EXERCISE REQUIREMENTS: Write out the data once more, exactly as it reads.

MATERIAL PROVIDED:
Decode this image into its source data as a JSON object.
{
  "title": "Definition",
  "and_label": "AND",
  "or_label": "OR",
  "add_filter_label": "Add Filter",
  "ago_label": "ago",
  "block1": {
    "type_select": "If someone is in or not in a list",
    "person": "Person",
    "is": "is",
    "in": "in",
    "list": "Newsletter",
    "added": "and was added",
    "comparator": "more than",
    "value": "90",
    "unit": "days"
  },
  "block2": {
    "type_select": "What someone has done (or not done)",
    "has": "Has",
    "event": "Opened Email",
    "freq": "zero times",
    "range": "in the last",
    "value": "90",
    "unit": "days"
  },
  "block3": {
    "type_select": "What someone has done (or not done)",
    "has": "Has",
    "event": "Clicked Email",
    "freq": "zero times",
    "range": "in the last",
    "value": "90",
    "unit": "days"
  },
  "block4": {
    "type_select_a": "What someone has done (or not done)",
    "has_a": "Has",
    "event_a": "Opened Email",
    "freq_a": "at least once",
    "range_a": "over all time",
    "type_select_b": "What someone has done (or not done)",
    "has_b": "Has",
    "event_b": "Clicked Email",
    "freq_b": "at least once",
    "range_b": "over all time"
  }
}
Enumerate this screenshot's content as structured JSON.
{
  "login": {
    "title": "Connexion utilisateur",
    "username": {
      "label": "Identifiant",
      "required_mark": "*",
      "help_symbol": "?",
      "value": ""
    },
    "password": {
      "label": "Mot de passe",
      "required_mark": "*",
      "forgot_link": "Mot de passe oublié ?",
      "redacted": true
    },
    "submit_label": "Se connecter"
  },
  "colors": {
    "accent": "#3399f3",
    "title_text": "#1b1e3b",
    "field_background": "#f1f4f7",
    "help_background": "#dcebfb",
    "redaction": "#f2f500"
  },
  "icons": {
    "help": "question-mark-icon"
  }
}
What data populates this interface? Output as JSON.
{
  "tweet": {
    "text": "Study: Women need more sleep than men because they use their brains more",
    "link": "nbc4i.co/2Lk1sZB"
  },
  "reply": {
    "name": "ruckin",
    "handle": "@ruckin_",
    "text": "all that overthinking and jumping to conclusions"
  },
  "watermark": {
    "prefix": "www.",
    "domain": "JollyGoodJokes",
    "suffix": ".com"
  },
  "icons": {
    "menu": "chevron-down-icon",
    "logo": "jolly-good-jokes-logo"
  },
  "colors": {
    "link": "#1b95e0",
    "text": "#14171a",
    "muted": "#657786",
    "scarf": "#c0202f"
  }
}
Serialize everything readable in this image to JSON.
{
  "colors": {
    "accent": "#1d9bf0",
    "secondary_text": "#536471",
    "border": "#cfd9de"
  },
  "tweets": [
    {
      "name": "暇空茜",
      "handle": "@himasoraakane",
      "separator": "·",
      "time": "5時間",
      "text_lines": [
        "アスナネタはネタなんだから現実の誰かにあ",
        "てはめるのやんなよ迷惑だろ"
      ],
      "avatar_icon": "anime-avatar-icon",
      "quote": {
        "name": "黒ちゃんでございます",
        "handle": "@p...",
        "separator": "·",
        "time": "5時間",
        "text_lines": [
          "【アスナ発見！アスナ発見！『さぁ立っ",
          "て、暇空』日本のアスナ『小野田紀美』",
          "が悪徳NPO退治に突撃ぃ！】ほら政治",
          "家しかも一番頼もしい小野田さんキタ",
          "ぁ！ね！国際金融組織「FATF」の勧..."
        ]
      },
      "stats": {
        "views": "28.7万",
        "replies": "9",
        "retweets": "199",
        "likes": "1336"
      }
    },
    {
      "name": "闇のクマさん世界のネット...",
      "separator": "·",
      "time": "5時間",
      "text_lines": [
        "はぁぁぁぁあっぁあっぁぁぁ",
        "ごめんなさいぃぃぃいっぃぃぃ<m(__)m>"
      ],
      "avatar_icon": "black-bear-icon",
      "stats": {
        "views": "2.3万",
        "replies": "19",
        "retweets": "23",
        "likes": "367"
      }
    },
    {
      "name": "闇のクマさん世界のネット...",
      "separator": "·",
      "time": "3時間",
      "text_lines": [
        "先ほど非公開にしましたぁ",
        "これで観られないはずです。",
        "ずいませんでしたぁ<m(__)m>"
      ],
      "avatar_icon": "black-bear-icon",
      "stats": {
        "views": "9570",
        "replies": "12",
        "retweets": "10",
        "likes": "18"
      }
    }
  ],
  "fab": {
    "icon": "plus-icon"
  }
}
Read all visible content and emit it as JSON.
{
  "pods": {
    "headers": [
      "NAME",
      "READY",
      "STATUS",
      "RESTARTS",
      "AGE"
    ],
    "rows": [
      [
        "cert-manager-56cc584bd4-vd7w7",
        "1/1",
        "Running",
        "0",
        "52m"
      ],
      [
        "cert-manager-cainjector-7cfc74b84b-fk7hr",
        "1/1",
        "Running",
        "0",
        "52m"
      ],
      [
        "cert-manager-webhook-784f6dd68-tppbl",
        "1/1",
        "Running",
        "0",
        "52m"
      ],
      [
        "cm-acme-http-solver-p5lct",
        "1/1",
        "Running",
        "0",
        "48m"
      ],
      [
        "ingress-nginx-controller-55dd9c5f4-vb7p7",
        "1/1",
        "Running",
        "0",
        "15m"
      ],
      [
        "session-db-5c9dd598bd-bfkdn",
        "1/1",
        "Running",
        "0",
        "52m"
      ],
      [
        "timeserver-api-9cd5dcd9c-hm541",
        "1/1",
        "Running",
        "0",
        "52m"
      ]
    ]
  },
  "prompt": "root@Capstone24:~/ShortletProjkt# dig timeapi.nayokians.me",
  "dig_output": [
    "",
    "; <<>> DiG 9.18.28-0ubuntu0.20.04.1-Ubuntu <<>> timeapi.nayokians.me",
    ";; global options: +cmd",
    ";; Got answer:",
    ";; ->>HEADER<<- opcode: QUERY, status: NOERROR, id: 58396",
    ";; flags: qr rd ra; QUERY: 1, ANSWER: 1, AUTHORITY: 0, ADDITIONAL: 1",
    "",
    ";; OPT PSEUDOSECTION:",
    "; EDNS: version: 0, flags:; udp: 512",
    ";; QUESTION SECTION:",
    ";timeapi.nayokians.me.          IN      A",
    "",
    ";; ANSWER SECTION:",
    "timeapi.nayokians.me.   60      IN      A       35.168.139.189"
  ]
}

RESPONSE BELOW:
Decode this image into its source data as a JSON object.
{
  "title": "Definition",
  "and_label": "AND",
  "or_label": "OR",
  "add_filter_label": "Add Filter",
  "ago_label": "ago",
  "block1": {
    "type_select": "If someone is in or not in a list",
    "person": "Person",
    "is": "is",
    "in": "in",
    "list": "Newsletter",
    "added": "and was added",
    "comparator": "more than",
    "value": "90",
    "unit": "days"
  },
  "block2": {
    "type_select": "What someone has done (or not done)",
    "has": "Has",
    "event": "Opened Email",
    "freq": "zero times",
    "range": "in the last",
    "value": "90",
    "unit": "days"
  },
  "block3": {
    "type_select": "What someone has done (or not done)",
    "has": "Has",
    "event": "Clicked Email",
    "freq": "zero times",
    "range": "in the last",
    "value": "90",
    "unit": "days"
  },
  "block4": {
    "type_select_a": "What someone has done (or not done)",
    "has_a": "Has",
    "event_a": "Opened Email",
    "freq_a": "at least once",
    "range_a": "over all time",
    "type_select_b": "What someone has done (or not done)",
    "has_b": "Has",
    "event_b": "Clicked Email",
    "freq_b": "at least once",
    "range_b": "over all time"
  }
}
Enumerate this screenshot's content as structured JSON.
{
  "login": {
    "title": "Connexion utilisateur",
    "username": {
      "label": "Identifiant",
      "required_mark": "*",
      "help_symbol": "?",
      "value": ""
    },
    "password": {
      "label": "Mot de passe",
      "required_mark": "*",
      "forgot_link": "Mot de passe oublié ?",
      "redacted": true
    },
    "submit_label": "Se connecter"
  },
  "colors": {
    "accent": "#3399f3",
    "title_text": "#1b1e3b",
    "field_background": "#f1f4f7",
    "help_background": "#dcebfb",
    "redaction": "#f2f500"
  },
  "icons": {
    "help": "question-mark-icon"
  }
}
What data populates this interface? Output as JSON.
{
  "tweet": {
    "text": "Study: Women need more sleep than men because they use their brains more",
    "link": "nbc4i.co/2Lk1sZB"
  },
  "reply": {
    "name": "ruckin",
    "handle": "@ruckin_",
    "text": "all that overthinking and jumping to conclusions"
  },
  "watermark": {
    "prefix": "www.",
    "domain": "JollyGoodJokes",
    "suffix": ".com"
  },
  "icons": {
    "menu": "chevron-down-icon",
    "logo": "jolly-good-jokes-logo"
  },
  "colors": {
    "link": "#1b95e0",
    "text": "#14171a",
    "muted": "#657786",
    "scarf": "#c0202f"
  }
}
Serialize everything readable in this image to JSON.
{
  "colors": {
    "accent": "#1d9bf0",
    "secondary_text": "#536471",
    "border": "#cfd9de"
  },
  "tweets": [
    {
      "name": "暇空茜",
      "handle": "@himasoraakane",
      "separator": "·",
      "time": "5時間",
      "text_lines": [
        "アスナネタはネタなんだから現実の誰かにあ",
        "てはめるのやんなよ迷惑だろ"
      ],
      "avatar_icon": "anime-avatar-icon",
      "quote": {
        "name": "黒ちゃんでございます",
        "handle": "@p...",
        "separator": "·",
        "time": "5時間",
        "text_lines": [
          "【アスナ発見！アスナ発見！『さぁ立っ",
          "て、暇空』日本のアスナ『小野田紀美』",
          "が悪徳NPO退治に突撃ぃ！】ほら政治",
          "家しかも一番頼もしい小野田さんキタ",
          "ぁ！ね！国際金融組織「FATF」の勧..."
        ]
      },
      "stats": {
        "views": "28.7万",
        "replies": "9",
        "retweets": "199",
        "likes": "1336"
      }
    },
    {
      "name": "闇のクマさん世界のネット...",
      "separator": "·",
      "time": "5時間",
      "text_lines": [
        "はぁぁぁぁあっぁあっぁぁぁ",
        "ごめんなさいぃぃぃいっぃぃぃ<m(__)m>"
      ],
      "avatar_icon": "black-bear-icon",
      "stats": {
        "views": "2.3万",
        "replies": "19",
        "retweets": "23",
        "likes": "367"
      }
    },
    {
      "name": "闇のクマさん世界のネット...",
      "separator": "·",
      "time": "3時間",
      "text_lines": [
        "先ほど非公開にしましたぁ",
        "これで観られないはずです。",
        "ずいませんでしたぁ<m(__)m>"
      ],
      "avatar_icon": "black-bear-icon",
      "stats": {
        "views": "9570",
        "replies": "12",
        "retweets": "10",
        "likes": "18"
      }
    }
  ],
  "fab": {
    "icon": "plus-icon"
  }
}
Read all visible content and emit it as JSON.
{
  "pods": {
    "headers": [
      "NAME",
      "READY",
      "STATUS",
      "RESTARTS",
      "AGE"
    ],
    "rows": [
      [
        "cert-manager-56cc584bd4-vd7w7",
        "1/1",
        "Running",
        "0",
        "52m"
      ],
      [
        "cert-manager-cainjector-7cfc74b84b-fk7hr",
        "1/1",
        "Running",
        "0",
        "52m"
      ],
      [
        "cert-manager-webhook-784f6dd68-tppbl",
        "1/1",
        "Running",
        "0",
        "52m"
      ],
      [
        "cm-acme-http-solver-p5lct",
        "1/1",
        "Running",
        "0",
        "48m"
      ],
      [
        "ingress-nginx-controller-55dd9c5f4-vb7p7",
        "1/1",
        "Running",
        "0",
        "15m"
      ],
      [
        "session-db-5c9dd598bd-bfkdn",
        "1/1",
        "Running",
        "0",
        "52m"
      ],
      [
        "timeserver-api-9cd5dcd9c-hm541",
        "1/1",
        "Running",
        "0",
        "52m"
      ]
    ]
  },
  "prompt": "root@Capstone24:~/ShortletProjkt# dig timeapi.nayokians.me",
  "dig_output": [
    "",
    "; <<>> DiG 9.18.28-0ubuntu0.20.04.1-Ubuntu <<>> timeapi.nayokians.me",
    ";; global options: +cmd",
    ";; Got answer:",
    ";; ->>HEADER<<- opcode: QUERY, status: NOERROR, id: 58396",
    ";; flags: qr rd ra; QUERY: 1, ANSWER: 1, AUTHORITY: 0, ADDITIONAL: 1",
    "",
    ";; OPT PSEUDOSECTION:",
    "; EDNS: version: 0, flags:; udp: 512",
    ";; QUESTION SECTION:",
    ";timeapi.nayokians.me.          IN      A",
    "",
    ";; ANSWER SECTION:",
    "timeapi.nayokians.me.   60      IN      A       35.168.139.189"
  ]
}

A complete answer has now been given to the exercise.